Dr. Karlicek is well known globally as an LED industry expert, and is a frequent presenter at conferences and workshops. He obtained his Ph.D. in Physical Chemistry from the University of Pittsburgh and has over 56 peer reviewed technical papers and 44 U.S. patents. He is the founder and president of SolidUV, Inc., and sits on the technical advisory boards of several high tech startup companies.
University of Pittsburgh: Ph.D., Physical Chemistry 1979
Elmhurst College, Elmhurst IL: B.S., Chemistry 1973
Media Appearances (2)
Transforming patient health care and well-being through lighting
"Today, the field of lighting and health care is undergoing rapid development," said Robert F. Karlicek Jr., LESA director, who also serves as a professor in the Department of Electrical, Computer, and Systems Engineering at Rensselaer. "As research continues to build the link between lighting spectral power distributions and wellness, LED lighting technology strives to bring new healthy lighting to market. Often commercialization in this capacity happens without establishing the clinical data to demonstrate a value-added benefit for patients or the providers, or a defined return on investment for the health-care industry."...
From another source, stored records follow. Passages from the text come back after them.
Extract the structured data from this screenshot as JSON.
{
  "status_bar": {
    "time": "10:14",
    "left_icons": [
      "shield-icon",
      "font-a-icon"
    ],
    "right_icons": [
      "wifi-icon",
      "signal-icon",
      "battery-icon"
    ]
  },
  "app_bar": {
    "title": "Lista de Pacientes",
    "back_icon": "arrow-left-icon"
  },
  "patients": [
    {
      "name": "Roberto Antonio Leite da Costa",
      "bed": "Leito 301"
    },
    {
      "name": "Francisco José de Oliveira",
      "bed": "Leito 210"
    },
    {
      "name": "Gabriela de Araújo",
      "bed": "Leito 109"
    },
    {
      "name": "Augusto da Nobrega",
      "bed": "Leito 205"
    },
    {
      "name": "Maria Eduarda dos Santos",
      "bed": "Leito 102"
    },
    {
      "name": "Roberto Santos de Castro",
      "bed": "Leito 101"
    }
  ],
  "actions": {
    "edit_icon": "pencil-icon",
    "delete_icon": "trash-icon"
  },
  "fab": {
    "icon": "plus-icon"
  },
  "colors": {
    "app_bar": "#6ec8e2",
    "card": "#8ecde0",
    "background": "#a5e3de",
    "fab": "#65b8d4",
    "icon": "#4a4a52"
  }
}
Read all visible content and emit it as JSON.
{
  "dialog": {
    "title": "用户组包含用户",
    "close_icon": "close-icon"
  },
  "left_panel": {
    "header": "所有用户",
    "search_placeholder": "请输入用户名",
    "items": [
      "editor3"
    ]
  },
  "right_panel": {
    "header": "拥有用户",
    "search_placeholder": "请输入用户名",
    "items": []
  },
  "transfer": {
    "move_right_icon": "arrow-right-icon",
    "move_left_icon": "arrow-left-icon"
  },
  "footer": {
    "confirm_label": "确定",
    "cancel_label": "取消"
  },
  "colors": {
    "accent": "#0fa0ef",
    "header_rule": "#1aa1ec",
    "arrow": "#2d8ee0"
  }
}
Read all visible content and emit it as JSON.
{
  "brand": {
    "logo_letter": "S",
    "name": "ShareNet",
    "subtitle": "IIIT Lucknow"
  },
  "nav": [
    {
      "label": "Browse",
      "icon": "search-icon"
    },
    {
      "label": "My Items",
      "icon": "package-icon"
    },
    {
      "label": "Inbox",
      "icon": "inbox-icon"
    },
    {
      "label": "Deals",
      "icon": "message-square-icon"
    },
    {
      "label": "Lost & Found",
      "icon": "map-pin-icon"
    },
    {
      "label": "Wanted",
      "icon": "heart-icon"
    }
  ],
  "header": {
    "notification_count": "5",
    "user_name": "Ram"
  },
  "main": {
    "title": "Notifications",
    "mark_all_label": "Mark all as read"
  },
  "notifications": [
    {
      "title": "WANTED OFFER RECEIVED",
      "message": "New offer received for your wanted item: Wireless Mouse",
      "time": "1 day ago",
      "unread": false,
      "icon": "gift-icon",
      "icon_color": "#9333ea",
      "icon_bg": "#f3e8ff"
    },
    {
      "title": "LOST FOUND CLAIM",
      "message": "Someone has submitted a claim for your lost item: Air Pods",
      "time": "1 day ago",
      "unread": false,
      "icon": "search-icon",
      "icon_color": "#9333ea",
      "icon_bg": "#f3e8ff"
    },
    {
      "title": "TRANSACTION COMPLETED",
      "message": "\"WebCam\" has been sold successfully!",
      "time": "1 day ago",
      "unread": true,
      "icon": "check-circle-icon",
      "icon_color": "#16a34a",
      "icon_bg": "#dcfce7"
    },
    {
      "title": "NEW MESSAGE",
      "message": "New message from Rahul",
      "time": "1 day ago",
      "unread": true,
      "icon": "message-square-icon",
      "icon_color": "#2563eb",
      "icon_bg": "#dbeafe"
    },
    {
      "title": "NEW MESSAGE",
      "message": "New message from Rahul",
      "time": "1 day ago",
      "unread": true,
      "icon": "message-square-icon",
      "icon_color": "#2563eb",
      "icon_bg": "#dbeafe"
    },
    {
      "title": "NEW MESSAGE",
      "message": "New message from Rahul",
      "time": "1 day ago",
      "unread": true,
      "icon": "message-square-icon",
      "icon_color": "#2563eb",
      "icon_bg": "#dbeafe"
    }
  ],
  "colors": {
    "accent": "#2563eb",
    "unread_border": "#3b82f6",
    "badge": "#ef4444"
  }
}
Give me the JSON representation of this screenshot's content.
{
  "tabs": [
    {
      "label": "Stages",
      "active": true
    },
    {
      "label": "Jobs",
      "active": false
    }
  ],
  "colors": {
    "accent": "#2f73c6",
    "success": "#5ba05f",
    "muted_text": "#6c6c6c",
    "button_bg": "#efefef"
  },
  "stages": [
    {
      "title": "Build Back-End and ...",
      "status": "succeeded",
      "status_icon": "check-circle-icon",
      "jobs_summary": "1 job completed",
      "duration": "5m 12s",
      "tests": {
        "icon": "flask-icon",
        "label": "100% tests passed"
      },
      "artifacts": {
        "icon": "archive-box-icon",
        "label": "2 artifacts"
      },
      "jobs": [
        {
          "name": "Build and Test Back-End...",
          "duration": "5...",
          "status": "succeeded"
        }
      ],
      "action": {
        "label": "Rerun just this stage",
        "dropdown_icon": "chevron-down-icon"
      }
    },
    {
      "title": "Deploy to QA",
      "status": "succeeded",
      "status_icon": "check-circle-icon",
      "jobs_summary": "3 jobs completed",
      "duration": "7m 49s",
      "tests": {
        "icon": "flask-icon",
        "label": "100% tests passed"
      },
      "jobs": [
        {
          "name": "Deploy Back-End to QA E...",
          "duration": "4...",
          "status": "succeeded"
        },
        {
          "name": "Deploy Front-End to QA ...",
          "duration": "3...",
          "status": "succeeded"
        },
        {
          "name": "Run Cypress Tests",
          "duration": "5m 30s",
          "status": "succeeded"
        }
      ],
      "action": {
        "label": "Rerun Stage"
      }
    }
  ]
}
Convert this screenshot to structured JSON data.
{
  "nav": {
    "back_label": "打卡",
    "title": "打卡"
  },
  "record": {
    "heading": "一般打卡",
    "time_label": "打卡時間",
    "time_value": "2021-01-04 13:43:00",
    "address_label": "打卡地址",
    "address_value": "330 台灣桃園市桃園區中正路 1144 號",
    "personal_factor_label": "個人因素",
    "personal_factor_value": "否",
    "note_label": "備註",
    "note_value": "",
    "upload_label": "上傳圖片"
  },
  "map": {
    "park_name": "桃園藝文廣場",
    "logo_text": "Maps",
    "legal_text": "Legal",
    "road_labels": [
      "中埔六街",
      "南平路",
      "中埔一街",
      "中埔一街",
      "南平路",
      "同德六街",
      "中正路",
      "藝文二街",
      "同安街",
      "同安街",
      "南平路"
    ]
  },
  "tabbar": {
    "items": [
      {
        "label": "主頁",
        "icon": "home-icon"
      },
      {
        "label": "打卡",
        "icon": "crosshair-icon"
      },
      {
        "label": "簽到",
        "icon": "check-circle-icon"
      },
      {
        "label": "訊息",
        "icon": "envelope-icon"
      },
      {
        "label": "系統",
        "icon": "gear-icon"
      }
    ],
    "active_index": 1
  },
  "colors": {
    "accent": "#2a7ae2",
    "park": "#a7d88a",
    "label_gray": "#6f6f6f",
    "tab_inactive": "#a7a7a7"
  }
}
STRATEGIES IN LIGHT SPOTLIGHT — LEDs connect the dots between disinfection and smart lighting
Having presented at Strategies in Light two years back, Vital Vio executive Colleen Costello will stand at the podium this time with well-known researcher Robert “Bob” Karlicek to explain how LED-based continuous disinfection can be merged with connected lighting technology to optimize the antimicrobial capability of LEDs. It’s shaping up to be a truly exciting market with many opportunities for solid-state lighting (SSL) to evolve and enable a multitude of novel applications. Keep reading for insight into this double-duty technology and join us at Strategies in Light in Las Vegas next week...
Jeffrey Y Tsao, Mary H Crawford, Michael E Coltrin, Arthur J Fischer, Daniel D Koleske, Ganapathi S Subramania, George T Wang, Jonathan J Wierer, Robert F Karlicek Jr
Solid‐state lighting has made tremendous progress this past decade, with the potential to make much more progress over the coming decade. In this article, the current status of solid‐state lighting relative to its ultimate potential to be “smart” and ultra‐efficient is reviewed. Smart, ultra‐efficient solid‐state lighting would enable both very high “effective” efficiencies and potentially large increases in human performance...
RJ Shul, GB McClellan, SA Casalnuovo, DJ Rieger, SJ Pearton, C Constantine, C Barratt, RF Karlicek Jr, C Tran, M Schurman
Inductively coupled plasma (ICP) etch rates for GaN are reported as a function of plasma pressure, plasma chemistry, rf power, and ICP power. Using a Cl2/H2/Ar plasma chemistry, GaN etch rates as high as 6875 Å/min are reported. The GaN surface morphology remains smooth over a wide range of plasma conditions as quantified using atomic force microscopy...
RF Karlicek Jr, IJ Lowe
An NMR technique for measuring the diffusion constant D in the presence of a large nonuniform background magnetic field gradient G0 is presented. The technique uses a Carr-Purcell-Meiboom-Gill of pulse train that attenuates the effects of diffusion due to the background gradient, interspersed with an alternating pulsed field gradient sequence (APFG) that attenuates the observed echo in the presence of the known applied gradient. Calculations for the observed echo amplitude are presented that show the APFG technique eliminates contributions from the cross term between the background and applied gradients...